The Meaning of Jukai

"The Meaning of Jukai" number 30 of 200 from Robert Aitken's book Miniatures of a Zen Master.

Some synergy around jukai is happening. We were asked to explain the meaning of the precepts in our book discussion group yesterday, I turned six rakusu rings in the shop yesterday and today Aitken explores jukai.

To be human, to be humane, to observe the precepts, this is what it means to practice Zen. Our rakusu are meant to remind us of our grounding in the humane, our connection with all that is human, our commitment to live the precepts. To remind us of those who have practiced in the past and will practice in the future, that the practice of Zen extends through out all of space and time.

Fun stuff. Really, sounds serious but I hold all this lightly and it helps.

Taken after jukai at the 2007 Golden Wind Sesshin.
Jack Kenzan Duffy Roshi, Pat Hine, me, Sicco Rood

The two top ones are Walnut.
The two on the lower left are Lacewood
and the last one is Madrone Burl .

This set of rakusu ring I turned yesterday. The Walnut came from a urban tree harvest and has been air drying for about 10 years. The Lacewood comes from Australia and I can not attest to the harvest practices used.
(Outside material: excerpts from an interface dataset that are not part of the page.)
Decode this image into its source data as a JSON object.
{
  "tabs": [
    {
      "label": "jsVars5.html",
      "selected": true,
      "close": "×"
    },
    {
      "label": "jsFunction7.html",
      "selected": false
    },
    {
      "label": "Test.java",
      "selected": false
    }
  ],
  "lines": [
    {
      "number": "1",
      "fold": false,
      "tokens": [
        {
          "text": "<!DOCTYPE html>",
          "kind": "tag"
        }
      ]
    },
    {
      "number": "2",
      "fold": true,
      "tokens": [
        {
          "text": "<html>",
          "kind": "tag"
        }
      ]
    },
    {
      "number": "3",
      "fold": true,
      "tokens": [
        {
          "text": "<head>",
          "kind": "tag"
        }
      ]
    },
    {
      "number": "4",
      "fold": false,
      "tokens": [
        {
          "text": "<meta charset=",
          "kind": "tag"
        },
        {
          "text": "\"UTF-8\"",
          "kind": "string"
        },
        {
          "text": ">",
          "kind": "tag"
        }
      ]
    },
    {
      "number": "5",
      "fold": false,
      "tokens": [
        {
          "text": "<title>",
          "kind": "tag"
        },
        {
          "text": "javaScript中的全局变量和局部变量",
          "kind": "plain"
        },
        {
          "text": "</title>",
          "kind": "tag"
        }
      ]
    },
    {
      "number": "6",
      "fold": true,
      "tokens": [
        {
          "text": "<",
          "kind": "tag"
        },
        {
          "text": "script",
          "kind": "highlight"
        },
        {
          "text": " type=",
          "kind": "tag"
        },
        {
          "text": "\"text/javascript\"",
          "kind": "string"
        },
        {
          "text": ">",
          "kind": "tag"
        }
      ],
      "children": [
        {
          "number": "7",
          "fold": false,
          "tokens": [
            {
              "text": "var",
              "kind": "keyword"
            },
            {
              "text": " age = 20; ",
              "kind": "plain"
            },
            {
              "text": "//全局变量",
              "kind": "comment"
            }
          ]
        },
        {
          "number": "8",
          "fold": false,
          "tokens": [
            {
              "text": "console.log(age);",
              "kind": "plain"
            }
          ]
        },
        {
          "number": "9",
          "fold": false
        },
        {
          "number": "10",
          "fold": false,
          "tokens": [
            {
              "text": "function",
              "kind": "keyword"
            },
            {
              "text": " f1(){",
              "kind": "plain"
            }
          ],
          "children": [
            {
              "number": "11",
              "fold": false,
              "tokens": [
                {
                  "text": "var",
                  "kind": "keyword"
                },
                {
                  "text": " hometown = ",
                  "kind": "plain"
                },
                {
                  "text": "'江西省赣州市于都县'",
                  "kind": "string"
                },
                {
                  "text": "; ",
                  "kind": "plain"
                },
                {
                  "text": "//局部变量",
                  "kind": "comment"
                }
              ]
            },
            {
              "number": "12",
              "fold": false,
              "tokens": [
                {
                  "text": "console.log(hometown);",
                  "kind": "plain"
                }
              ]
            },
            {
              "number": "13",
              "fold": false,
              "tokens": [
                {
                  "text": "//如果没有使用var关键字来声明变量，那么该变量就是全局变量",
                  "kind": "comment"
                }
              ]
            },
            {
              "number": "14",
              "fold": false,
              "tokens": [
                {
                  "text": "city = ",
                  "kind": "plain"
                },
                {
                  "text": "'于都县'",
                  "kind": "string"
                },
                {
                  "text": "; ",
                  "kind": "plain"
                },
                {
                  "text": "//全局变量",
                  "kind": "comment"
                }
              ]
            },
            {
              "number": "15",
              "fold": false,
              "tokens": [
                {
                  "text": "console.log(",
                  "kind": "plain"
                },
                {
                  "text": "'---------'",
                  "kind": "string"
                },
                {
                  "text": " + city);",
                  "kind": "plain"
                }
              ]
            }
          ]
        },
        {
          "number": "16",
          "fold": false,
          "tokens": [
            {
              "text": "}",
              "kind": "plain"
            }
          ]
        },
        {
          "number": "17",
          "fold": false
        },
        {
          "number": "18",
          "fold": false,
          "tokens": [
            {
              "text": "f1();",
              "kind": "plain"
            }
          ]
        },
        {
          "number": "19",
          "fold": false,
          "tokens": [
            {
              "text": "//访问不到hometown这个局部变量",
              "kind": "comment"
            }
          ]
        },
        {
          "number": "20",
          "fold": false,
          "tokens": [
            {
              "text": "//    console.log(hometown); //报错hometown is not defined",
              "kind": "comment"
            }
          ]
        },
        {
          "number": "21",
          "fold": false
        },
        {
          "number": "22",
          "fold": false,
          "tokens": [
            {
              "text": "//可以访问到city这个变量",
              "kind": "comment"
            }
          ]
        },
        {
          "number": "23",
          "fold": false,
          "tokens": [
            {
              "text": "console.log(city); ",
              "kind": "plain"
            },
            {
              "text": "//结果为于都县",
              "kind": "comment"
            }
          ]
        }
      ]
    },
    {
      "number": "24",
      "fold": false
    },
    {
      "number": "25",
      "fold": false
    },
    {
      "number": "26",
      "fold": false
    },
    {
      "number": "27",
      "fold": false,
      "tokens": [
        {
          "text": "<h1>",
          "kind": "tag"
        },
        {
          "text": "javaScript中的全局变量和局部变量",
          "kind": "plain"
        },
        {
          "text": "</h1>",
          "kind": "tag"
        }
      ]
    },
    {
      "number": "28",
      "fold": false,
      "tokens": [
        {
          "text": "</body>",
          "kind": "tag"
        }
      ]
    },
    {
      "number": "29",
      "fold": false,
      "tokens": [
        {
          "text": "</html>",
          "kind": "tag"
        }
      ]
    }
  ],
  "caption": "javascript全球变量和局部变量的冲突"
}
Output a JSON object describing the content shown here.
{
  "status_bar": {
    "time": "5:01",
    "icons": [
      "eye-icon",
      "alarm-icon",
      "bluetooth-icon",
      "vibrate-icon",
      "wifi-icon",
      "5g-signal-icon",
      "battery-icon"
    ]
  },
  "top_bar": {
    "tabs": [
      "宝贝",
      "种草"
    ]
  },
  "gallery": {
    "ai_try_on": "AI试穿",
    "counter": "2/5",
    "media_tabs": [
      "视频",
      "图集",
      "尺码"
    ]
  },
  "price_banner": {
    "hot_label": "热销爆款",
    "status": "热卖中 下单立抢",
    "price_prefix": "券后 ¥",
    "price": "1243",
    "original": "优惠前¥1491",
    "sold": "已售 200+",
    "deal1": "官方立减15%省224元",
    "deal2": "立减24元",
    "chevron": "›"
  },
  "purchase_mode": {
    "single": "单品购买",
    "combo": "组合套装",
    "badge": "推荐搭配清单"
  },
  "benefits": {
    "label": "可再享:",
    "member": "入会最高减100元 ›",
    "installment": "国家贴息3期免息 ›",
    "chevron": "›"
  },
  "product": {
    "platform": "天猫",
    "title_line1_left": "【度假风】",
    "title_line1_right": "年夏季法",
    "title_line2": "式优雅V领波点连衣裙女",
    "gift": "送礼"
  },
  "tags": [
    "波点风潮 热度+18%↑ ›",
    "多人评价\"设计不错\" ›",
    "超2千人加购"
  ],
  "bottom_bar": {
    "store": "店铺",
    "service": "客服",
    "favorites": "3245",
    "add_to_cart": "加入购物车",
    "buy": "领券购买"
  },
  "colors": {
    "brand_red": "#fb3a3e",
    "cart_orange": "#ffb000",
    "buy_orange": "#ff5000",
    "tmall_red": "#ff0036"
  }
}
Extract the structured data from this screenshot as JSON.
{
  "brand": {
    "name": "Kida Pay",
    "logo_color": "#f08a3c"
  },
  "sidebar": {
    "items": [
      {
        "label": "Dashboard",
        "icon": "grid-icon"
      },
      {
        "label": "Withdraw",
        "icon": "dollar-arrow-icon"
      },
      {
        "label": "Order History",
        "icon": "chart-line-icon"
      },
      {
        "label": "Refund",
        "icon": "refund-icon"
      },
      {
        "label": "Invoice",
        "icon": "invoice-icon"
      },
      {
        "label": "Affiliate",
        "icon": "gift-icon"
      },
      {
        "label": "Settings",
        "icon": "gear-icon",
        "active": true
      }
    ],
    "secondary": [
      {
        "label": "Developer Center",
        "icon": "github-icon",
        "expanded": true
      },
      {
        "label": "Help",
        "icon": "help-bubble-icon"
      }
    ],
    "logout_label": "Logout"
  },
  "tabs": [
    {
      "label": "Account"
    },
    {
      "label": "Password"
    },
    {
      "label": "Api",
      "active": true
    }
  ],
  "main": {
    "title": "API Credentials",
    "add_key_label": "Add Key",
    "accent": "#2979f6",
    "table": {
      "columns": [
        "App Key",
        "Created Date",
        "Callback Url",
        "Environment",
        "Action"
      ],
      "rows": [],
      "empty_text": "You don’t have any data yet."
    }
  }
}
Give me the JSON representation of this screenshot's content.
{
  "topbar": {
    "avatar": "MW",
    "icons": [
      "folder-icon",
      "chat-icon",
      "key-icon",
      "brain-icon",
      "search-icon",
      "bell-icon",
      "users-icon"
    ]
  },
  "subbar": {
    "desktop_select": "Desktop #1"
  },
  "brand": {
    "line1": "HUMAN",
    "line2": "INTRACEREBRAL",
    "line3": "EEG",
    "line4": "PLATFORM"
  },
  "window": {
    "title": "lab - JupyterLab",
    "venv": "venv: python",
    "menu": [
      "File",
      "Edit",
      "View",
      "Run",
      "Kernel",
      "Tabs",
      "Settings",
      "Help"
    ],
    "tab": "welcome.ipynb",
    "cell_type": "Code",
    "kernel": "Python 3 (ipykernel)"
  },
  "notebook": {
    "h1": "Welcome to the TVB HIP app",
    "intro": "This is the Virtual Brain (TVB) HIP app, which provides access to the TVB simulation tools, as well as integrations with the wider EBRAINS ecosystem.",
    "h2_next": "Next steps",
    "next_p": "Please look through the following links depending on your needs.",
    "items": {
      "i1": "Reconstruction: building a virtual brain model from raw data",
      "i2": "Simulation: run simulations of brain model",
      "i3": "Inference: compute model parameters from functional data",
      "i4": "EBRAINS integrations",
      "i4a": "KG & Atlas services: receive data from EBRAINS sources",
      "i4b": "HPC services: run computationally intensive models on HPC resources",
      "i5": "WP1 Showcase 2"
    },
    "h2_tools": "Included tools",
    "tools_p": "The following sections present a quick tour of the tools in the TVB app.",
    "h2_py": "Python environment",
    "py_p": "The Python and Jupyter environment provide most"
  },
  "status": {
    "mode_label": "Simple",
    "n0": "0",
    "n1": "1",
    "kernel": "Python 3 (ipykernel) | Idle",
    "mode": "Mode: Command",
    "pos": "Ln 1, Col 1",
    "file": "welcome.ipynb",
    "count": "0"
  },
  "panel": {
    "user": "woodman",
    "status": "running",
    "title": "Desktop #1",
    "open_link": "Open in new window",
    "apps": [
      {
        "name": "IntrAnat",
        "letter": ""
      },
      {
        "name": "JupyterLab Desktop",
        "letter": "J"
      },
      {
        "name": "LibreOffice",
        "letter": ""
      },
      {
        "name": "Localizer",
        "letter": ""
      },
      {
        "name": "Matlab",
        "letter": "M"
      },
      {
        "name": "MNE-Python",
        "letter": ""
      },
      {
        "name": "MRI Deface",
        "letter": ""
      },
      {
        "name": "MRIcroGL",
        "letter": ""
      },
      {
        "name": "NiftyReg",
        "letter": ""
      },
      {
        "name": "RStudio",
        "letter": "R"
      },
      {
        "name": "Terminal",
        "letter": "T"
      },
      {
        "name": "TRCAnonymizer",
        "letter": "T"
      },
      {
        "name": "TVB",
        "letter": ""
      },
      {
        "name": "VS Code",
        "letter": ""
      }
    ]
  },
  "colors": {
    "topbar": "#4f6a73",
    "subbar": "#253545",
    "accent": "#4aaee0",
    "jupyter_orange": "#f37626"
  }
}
The Madrone Burl is from a off cut shared to me from Dale Larson, a Portland Oregon woodturner.